Charges against a hospital where a six-year-old boy died are being considered, police have confirmed.
Jack Adcock died of septic shock at Leicester Royal Infirmary in 2011, after a “catalogue” of mistakes.
Dr Hadiza Bawa-Garba was convicted of gross negligence manslaughter, but supporters have said “systemic” hospital failings were to blame.
Leicestershire Police confirmed it had received a letter urging the force to bring corporate manslaughter charges.
The court heard Jack, who had Down’s Syndrome and a heart condition, was the subject of a “catalogue” of errors including missing signs of his infection and mistakenly thinking he was under a do-not-resuscitate order.
After being found guilty of manslaughter by gross negligence Bawa-Garba was suspended for 12 months.
But last week the High Court upheld an appeal by the General Medical Council (GMC) that this decision was “not sufficient to protect the public”.
This provoked a backlash from medics who felt Bawa-Garba had been made a scapegoat for making honest mistakes in a under-resourced hospital.
More than 8,000 doctors have signed a letter condemning her treatment and online appeal raised more than £200,000 in a matter of days.
Dr Ramesh Mehta, president of the British Association of Physicians of Indian Origin (BAPIO) said the case had caused “shock waves”.
Junior medical staff and trainees were “fearful” and felt unsupported, he said.
“They will be hesitant to work in these circumstances thus compromising patient care.”
Writing to Leicestershire Police, BAPIO said: “We believe that significant concerns have been raised and evidence referred to which justify consideration of an investigation of University Hospitals of Leicester NHS Trust to determine if Jack Adcock’s death could require a prosecution.”
The force confirmed it had received the letter from the BAPIO and “will be discussing its contents with the CPS”.

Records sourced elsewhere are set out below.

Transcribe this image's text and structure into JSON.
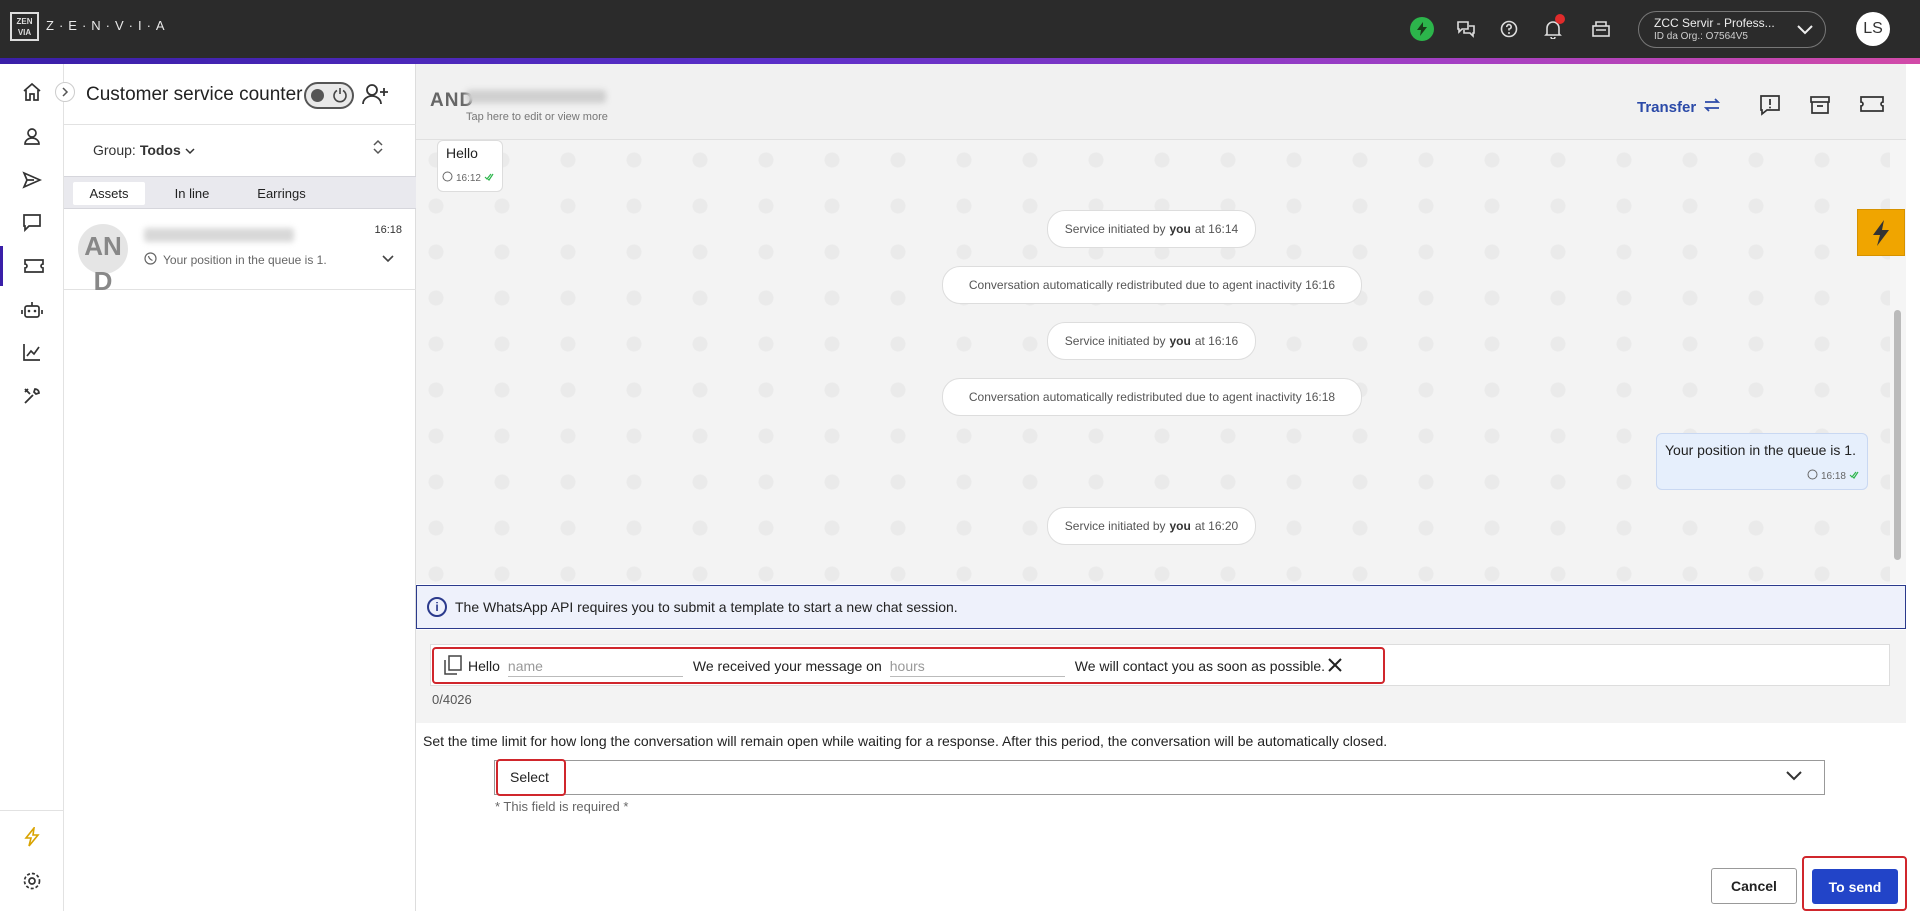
{
  "topbar": {
    "logo_box_text": "ZEN VIA",
    "logo_text": "Z·E·N·V·I·A",
    "org_name": "ZCC Servir - Profess...",
    "org_id": "ID da Org.: O7564V5",
    "user_initials": "LS"
  },
  "nav": [
    "home",
    "contacts",
    "send",
    "chat",
    "tickets",
    "bot",
    "reports",
    "tools",
    "automation",
    "settings"
  ],
  "list_panel": {
    "title": "Customer service counter",
    "group_label": "Group:",
    "group_value": "Todos",
    "tabs": [
      "Assets",
      "In line",
      "Earrings"
    ],
    "conversation": {
      "avatar_initials": "AN D",
      "time": "16:18",
      "last_message": "Your position in the queue is 1."
    }
  },
  "chat_header": {
    "avatar_initials": "AND",
    "hint": "Tap here to edit or view more",
    "transfer_label": "Transfer"
  },
  "messages": {
    "incoming": {
      "text": "Hello",
      "time": "16:12"
    },
    "system": [
      {
        "prefix": "Service initiated by",
        "bold": "you",
        "suffix": "at 16:14"
      },
      {
        "text": "Conversation automatically redistributed due to agent inactivity 16:16"
      },
      {
        "prefix": "Service initiated by",
        "bold": "you",
        "suffix": "at 16:16"
      },
      {
        "text": "Conversation automatically redistributed due to agent inactivity 16:18"
      },
      {
        "prefix": "Service initiated by",
        "bold": "you",
        "suffix": "at 16:20"
      }
    ],
    "outgoing": {
      "text": "Your position in the queue is 1.",
      "time": "16:18"
    }
  },
  "info_banner": "The WhatsApp API requires you to submit a template to start a new chat session.",
  "template": {
    "hello": "Hello",
    "name_placeholder": "name",
    "received": "We received your message on",
    "hours_placeholder": "hours",
    "contact": "We will contact you as soon as possible.",
    "char_count": "0/4026"
  },
  "time_limit": {
    "label": "Set the time limit for how long the conversation will remain open while waiting for a response. After this period, the conversation will be automatically closed.",
    "select_value": "Select",
    "required": "* This field is required *"
  },
  "buttons": {
    "cancel": "Cancel",
    "send": "To send"
  },
  "colors": {
    "accent": "#2244c8",
    "highlight": "#d0262c",
    "status_green": "#2cb54b",
    "quick_reply": "#f0a500"
  }
}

A spokesman for the University Hospitals of Leicester NHS Trust said: “We understand that the police have received a letter from the BAPIO and will be discussing it with the CPS.
“We await the outcome of those discussions.”